[Dataset excerpts Boundary: Start]

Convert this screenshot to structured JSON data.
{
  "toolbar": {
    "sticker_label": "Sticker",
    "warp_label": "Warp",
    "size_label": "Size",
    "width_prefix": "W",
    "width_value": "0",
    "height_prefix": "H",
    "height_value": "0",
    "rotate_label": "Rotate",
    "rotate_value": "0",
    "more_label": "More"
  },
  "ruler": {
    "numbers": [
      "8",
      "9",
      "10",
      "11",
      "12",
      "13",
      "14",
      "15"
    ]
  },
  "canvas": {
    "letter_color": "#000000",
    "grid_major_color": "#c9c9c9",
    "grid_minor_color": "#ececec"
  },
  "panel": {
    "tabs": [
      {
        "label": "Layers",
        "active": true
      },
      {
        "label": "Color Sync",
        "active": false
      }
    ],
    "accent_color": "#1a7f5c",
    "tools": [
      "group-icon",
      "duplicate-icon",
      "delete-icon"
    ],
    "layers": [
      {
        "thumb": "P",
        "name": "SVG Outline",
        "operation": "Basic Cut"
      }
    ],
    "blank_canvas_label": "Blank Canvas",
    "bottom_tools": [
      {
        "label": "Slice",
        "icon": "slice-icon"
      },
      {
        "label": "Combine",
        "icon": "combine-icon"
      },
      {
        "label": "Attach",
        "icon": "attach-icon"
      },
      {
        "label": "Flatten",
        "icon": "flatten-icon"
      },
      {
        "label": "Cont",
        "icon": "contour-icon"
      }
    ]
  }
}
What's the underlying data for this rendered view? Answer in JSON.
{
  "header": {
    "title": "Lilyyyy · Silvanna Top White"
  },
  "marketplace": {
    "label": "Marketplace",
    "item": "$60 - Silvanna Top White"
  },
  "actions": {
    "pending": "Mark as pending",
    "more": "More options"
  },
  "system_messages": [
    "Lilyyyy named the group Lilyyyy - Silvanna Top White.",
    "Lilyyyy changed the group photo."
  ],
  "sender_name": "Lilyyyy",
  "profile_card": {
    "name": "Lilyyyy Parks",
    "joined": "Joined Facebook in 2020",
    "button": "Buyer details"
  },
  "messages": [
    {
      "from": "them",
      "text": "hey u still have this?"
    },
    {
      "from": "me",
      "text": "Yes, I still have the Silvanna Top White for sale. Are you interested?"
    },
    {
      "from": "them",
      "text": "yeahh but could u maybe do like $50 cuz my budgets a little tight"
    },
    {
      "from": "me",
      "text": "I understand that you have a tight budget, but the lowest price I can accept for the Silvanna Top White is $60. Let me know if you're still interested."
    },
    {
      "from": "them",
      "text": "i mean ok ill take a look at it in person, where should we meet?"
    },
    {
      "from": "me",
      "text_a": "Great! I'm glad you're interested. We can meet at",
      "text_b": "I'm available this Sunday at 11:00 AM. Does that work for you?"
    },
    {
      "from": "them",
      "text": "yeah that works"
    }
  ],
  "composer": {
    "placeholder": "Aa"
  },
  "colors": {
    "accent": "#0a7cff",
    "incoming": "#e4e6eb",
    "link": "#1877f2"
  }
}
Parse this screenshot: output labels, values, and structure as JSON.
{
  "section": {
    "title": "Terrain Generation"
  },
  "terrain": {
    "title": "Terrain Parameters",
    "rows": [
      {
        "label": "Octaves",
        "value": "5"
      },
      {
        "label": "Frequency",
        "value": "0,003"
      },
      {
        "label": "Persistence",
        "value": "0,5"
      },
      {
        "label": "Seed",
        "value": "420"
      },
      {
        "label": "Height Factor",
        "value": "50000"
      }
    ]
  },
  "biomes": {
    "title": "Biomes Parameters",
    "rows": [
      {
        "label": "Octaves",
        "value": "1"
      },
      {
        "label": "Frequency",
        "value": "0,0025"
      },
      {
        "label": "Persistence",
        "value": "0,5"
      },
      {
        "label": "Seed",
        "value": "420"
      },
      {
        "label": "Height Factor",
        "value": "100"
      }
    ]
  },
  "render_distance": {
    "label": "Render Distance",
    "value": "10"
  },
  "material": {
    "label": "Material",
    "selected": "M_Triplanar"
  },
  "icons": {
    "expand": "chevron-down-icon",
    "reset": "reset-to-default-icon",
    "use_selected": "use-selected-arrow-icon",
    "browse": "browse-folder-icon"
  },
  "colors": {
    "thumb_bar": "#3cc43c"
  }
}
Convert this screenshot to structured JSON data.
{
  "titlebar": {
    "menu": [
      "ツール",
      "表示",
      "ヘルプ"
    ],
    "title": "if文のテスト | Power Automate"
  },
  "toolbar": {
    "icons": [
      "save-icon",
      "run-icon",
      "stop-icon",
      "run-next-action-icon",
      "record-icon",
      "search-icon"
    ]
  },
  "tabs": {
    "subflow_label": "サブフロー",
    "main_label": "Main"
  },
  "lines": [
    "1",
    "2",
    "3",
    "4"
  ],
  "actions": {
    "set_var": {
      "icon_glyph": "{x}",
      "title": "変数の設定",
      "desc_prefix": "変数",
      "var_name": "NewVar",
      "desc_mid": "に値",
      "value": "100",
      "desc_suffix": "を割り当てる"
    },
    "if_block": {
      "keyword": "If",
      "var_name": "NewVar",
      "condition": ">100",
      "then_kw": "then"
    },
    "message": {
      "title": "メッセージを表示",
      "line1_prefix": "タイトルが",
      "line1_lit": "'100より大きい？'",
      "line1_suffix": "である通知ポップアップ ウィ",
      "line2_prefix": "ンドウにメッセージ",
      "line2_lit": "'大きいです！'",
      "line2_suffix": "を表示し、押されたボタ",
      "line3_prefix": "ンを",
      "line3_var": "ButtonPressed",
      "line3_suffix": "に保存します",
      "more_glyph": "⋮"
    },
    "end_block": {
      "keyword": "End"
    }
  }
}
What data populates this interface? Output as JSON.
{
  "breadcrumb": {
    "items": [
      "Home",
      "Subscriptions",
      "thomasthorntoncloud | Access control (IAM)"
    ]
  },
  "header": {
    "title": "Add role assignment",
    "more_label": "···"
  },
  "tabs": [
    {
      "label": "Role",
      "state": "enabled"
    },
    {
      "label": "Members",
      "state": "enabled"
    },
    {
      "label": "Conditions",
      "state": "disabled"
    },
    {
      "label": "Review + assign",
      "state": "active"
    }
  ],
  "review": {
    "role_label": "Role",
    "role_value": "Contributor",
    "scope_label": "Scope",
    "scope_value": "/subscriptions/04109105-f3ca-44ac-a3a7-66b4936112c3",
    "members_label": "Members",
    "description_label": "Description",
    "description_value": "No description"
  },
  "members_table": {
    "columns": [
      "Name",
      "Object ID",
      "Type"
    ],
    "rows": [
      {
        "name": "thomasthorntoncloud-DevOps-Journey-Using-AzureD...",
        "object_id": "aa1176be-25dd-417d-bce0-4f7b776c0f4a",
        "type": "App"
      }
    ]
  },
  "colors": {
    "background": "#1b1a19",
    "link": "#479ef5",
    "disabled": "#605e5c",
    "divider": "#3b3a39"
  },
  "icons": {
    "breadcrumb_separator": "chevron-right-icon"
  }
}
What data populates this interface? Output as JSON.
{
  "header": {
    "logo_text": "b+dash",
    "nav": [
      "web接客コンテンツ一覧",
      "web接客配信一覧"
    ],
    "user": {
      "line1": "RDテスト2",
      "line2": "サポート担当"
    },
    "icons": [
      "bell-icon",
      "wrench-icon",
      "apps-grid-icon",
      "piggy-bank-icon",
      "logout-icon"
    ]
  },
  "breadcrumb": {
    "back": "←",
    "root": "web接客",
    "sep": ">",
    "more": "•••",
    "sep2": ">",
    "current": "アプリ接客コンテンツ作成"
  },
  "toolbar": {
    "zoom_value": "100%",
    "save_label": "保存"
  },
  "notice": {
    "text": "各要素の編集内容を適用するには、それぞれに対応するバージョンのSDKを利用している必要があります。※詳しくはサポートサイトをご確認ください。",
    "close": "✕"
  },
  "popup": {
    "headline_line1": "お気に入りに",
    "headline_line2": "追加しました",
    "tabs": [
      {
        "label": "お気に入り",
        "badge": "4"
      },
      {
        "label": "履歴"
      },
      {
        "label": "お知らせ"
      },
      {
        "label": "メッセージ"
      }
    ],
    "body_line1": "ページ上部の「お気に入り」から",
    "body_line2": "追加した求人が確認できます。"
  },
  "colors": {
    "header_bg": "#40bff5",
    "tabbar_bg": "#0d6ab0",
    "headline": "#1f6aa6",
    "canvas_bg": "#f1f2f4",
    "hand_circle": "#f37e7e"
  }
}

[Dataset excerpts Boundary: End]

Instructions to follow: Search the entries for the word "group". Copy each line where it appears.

Written answer:
      "group-icon",
    "Lilyyyy named the group Lilyyyy - Silvanna Top White.",
    "Lilyyyy changed the group photo."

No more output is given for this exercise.